- Task prompt
Find the word "this" in the material below and gather every line that contains it.

- Records shown
※ ※ ※
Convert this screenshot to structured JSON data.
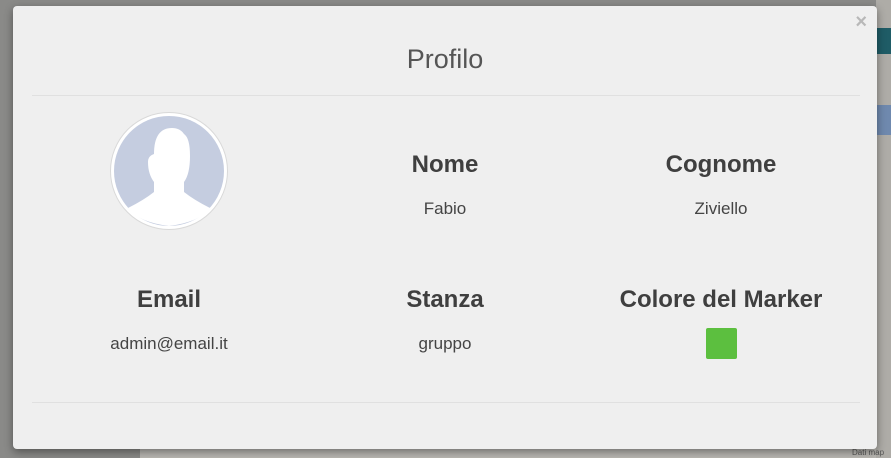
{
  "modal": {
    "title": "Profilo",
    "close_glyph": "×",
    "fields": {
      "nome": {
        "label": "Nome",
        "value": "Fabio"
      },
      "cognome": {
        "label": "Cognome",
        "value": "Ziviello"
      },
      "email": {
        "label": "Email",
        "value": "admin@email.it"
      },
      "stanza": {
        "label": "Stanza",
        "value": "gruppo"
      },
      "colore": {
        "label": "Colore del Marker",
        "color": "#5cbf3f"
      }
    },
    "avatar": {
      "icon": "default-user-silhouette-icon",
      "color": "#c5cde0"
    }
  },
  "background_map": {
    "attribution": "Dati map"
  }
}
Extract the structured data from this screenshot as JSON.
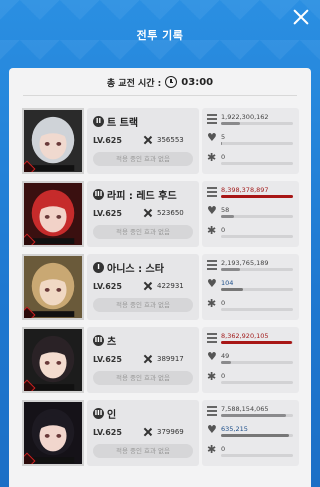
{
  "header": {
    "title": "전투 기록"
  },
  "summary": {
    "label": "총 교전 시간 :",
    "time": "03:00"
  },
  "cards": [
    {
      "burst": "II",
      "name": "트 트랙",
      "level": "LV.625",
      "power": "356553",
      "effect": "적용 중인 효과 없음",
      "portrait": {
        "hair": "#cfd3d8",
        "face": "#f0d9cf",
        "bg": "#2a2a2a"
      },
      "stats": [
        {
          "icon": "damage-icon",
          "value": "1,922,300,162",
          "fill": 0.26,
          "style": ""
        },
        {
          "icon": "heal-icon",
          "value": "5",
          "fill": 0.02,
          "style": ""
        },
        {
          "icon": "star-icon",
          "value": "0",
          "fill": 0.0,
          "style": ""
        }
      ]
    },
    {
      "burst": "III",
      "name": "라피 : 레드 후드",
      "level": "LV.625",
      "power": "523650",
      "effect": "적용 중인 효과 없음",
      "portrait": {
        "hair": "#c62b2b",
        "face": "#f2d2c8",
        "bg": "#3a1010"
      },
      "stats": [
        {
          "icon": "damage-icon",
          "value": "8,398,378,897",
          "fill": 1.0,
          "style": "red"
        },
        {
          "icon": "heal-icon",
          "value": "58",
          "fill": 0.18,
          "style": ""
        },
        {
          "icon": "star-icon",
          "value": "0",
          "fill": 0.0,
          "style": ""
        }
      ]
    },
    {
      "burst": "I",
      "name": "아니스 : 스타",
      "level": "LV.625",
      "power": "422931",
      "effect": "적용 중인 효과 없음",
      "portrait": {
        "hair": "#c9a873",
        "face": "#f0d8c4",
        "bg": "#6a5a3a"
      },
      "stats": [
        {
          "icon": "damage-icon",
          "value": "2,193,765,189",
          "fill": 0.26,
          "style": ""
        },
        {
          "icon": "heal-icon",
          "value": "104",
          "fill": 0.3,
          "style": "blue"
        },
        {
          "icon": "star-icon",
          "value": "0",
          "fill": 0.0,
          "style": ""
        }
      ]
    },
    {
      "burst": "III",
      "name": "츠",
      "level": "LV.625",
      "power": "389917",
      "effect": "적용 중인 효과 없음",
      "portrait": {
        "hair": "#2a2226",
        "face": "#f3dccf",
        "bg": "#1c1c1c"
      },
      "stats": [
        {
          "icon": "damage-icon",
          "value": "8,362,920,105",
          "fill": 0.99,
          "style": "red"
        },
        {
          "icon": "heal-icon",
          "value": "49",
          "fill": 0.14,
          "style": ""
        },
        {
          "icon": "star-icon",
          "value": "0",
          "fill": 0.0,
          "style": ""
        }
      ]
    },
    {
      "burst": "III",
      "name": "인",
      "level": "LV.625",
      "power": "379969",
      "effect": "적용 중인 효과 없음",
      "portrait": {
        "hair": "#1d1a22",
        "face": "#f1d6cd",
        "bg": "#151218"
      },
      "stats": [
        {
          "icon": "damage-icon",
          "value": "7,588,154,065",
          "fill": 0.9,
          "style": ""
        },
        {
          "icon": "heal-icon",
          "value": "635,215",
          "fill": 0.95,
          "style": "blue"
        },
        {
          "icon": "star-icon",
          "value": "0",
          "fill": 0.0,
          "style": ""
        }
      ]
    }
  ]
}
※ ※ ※
- Answer box
Convert this screenshot to structured JSON data.
Extract the structured data from this screenshot as JSON.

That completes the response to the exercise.